We came across this charming animated film created by Italian motion designer Emanuele Colombo a few months ago, and approached him for an interview about it. A family emergency has prevented it taking place until now. The Proof That We Are Soulmates is a film based on an infographic (see the bottom of this interview) created by journalist Drake Martinet to propose to his girlfriend – successfully it seem as he has just married her.
DA: What's your background?
EC: "I completed my degree in audiovisual communication at the University of Milan in 2008, then I started working as intern in a communication agency. [While there] I had the opportunity to deepen my skills in video editing and to work for prestigious clients such as Coca Cola, Allianz Bank, Juventus and Samsung.
"After two years I decided to work as freelancer. Motion design is the biggest part of my work [currently]."
DA: How did you discover Drake Martinet's proposal? What was it about the piece that made you want to animate it?
EC: "I was just browsing some infographics on Visual.ly in search of inspiration to realize a personal project to learn something new and possibly to have a bit of visibility.
I immediately realized that an animated version of that proposal would have easily become a viral video, the idea is just great and it is extremely romantic, so I thought that people would have shared it with their soulmates on facebook and twitter, that was exactly what I was looking for.
DA: How did you develop the visual style used in Drake's piece into your animated piece?
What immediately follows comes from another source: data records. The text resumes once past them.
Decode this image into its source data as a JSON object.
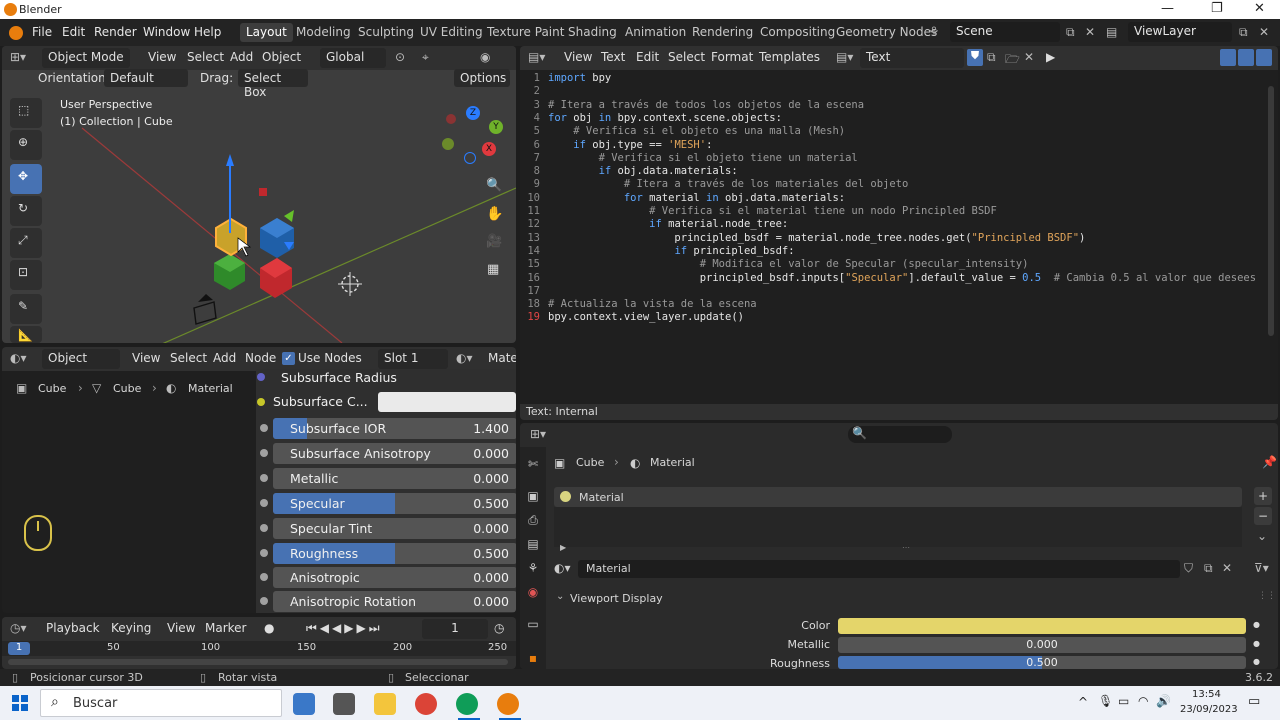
{
  "window": {
    "title": "Blender",
    "minimize": "—",
    "maximize": "❐",
    "close": "✕"
  },
  "topbar": {
    "menus": [
      "File",
      "Edit",
      "Render",
      "Window",
      "Help"
    ],
    "workspaces": [
      "Layout",
      "Modeling",
      "Sculpting",
      "UV Editing",
      "Texture Paint",
      "Shading",
      "Animation",
      "Rendering",
      "Compositing",
      "Geometry Nodes"
    ],
    "scene": "Scene",
    "view_layer": "ViewLayer"
  },
  "viewport": {
    "mode": "Object Mode",
    "menus": [
      "View",
      "Select",
      "Add",
      "Object"
    ],
    "transform": "Global",
    "orientation_label": "Orientation:",
    "orientation": "Default",
    "drag_label": "Drag:",
    "drag": "Select Box",
    "options": "Options",
    "perspective": "User Perspective",
    "collection": "(1) Collection | Cube",
    "gizmo_axes": [
      "Z",
      "Y",
      "X"
    ]
  },
  "text_editor": {
    "menus": [
      "View",
      "Text",
      "Edit",
      "Select",
      "Format",
      "Templates"
    ],
    "datablock": "Text",
    "footer": "Text: Internal",
    "lines": [
      {
        "n": "1",
        "t": "import bpy"
      },
      {
        "n": "2",
        "t": ""
      },
      {
        "n": "3",
        "t": "# Itera a través de todos los objetos de la escena"
      },
      {
        "n": "4",
        "t": "for obj in bpy.context.scene.objects:"
      },
      {
        "n": "5",
        "t": "    # Verifica si el objeto es una malla (Mesh)"
      },
      {
        "n": "6",
        "t": "    if obj.type == 'MESH':"
      },
      {
        "n": "7",
        "t": "        # Verifica si el objeto tiene un material"
      },
      {
        "n": "8",
        "t": "        if obj.data.materials:"
      },
      {
        "n": "9",
        "t": "            # Itera a través de los materiales del objeto"
      },
      {
        "n": "10",
        "t": "            for material in obj.data.materials:"
      },
      {
        "n": "11",
        "t": "                # Verifica si el material tiene un nodo Principled BSDF"
      },
      {
        "n": "12",
        "t": "                if material.node_tree:"
      },
      {
        "n": "13",
        "t": "                    principled_bsdf = material.node_tree.nodes.get(\"Principled BSDF\")"
      },
      {
        "n": "14",
        "t": "                    if principled_bsdf:"
      },
      {
        "n": "15",
        "t": "                        # Modifica el valor de Specular (specular_intensity)"
      },
      {
        "n": "16",
        "t": "                        principled_bsdf.inputs[\"Specular\"].default_value = 0.5  # Cambia 0.5 al valor que desees"
      },
      {
        "n": "17",
        "t": ""
      },
      {
        "n": "18",
        "t": "# Actualiza la vista de la escena"
      },
      {
        "n": "19",
        "t": "bpy.context.view_layer.update()"
      }
    ]
  },
  "node_editor": {
    "object": "Object",
    "menus": [
      "View",
      "Select",
      "Add",
      "Node"
    ],
    "use_nodes": "Use Nodes",
    "slot": "Slot 1",
    "material_short": "Mater",
    "breadcrumb": [
      "Cube",
      "Cube",
      "Material"
    ],
    "subsurface_radius": "Subsurface Radius",
    "subsurface_color": "Subsurface C...",
    "rows": [
      {
        "label": "Subsurface IOR",
        "value": "1.400",
        "fill": 0.14
      },
      {
        "label": "Subsurface Anisotropy",
        "value": "0.000",
        "fill": 0
      },
      {
        "label": "Metallic",
        "value": "0.000",
        "fill": 0
      },
      {
        "label": "Specular",
        "value": "0.500",
        "fill": 0.5
      },
      {
        "label": "Specular Tint",
        "value": "0.000",
        "fill": 0
      },
      {
        "label": "Roughness",
        "value": "0.500",
        "fill": 0.5
      },
      {
        "label": "Anisotropic",
        "value": "0.000",
        "fill": 0
      },
      {
        "label": "Anisotropic Rotation",
        "value": "0.000",
        "fill": 0
      }
    ]
  },
  "properties": {
    "breadcrumb": [
      "Cube",
      "Material"
    ],
    "slot_item": "Material",
    "material_name": "Material",
    "panel": "Viewport Display",
    "color_label": "Color",
    "color_value": "#e4d56a",
    "metallic_label": "Metallic",
    "metallic_value": "0.000",
    "metallic_fill": 0,
    "roughness_label": "Roughness",
    "roughness_value": "0.500",
    "roughness_fill": 0.5
  },
  "timeline": {
    "menus": [
      "Playback",
      "Keying",
      "View",
      "Marker"
    ],
    "frame": "1",
    "ticks": [
      "1",
      "50",
      "100",
      "150",
      "200",
      "250"
    ]
  },
  "status": {
    "hint1": "Posicionar cursor 3D",
    "hint2": "Rotar vista",
    "hint3": "Seleccionar",
    "version": "3.6.2"
  },
  "taskbar": {
    "search": "Buscar",
    "time": "13:54",
    "date": "23/09/2023",
    "tray": "^"
  }
}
EC: "The first thing I did was to search for some inspiration on the Internet to design the characters. Once I focused on what kind of style I wanted to create, I first drew ten different characters: five women and five men. [In the end] I decided just to use two of them.
"All the other elements of the video were designed while I was already working on the animation, while trying to mantain the style of the characters."
DA: Tell us a bit about creating the storyboard or other preliminary materials for the piece? How did you decide on what visual techniques to use in the piece?
"To create this animation, I followed a quite unusual workflow, I didn’t use any kind of storyboard, and the only preliminary materials I created were the 10 characters I just talked about.
"The greatest thing about personal projects is that you are completely free to go through new techniques – it is one of the few occasions in which you can express your creativity without any restriction and learn something new. So I just started experimenting with the few elements I had drawn – and designing new elements when needed, waiting for something cool to come out. Everytime I was working on a scene, I had no idea of how the next scene would look.
"My goal was to create something that was cool to watch for people who don't work with motion design, but I also wanted the people who work with motion design to ask themselves 'how did he create these effects'. This is why I spent so much time to do something innovative in each scene."
DA: How did you ensure the end result had the charm of the original proposal?
EC: "I just tried to develop a style that strenghtened the message of the original proposal. Once the video was finished, I thought it was a good work but I wasn’t really sure about the appeal it would have. Fortunately, as soon as I put it online, I noticed that a friend shared it with enthusiatic comments. Other friends did the same, and so on.
"In the first few days the video views have grown exponentially. It has become a sort of little viral, and I am really proud of it."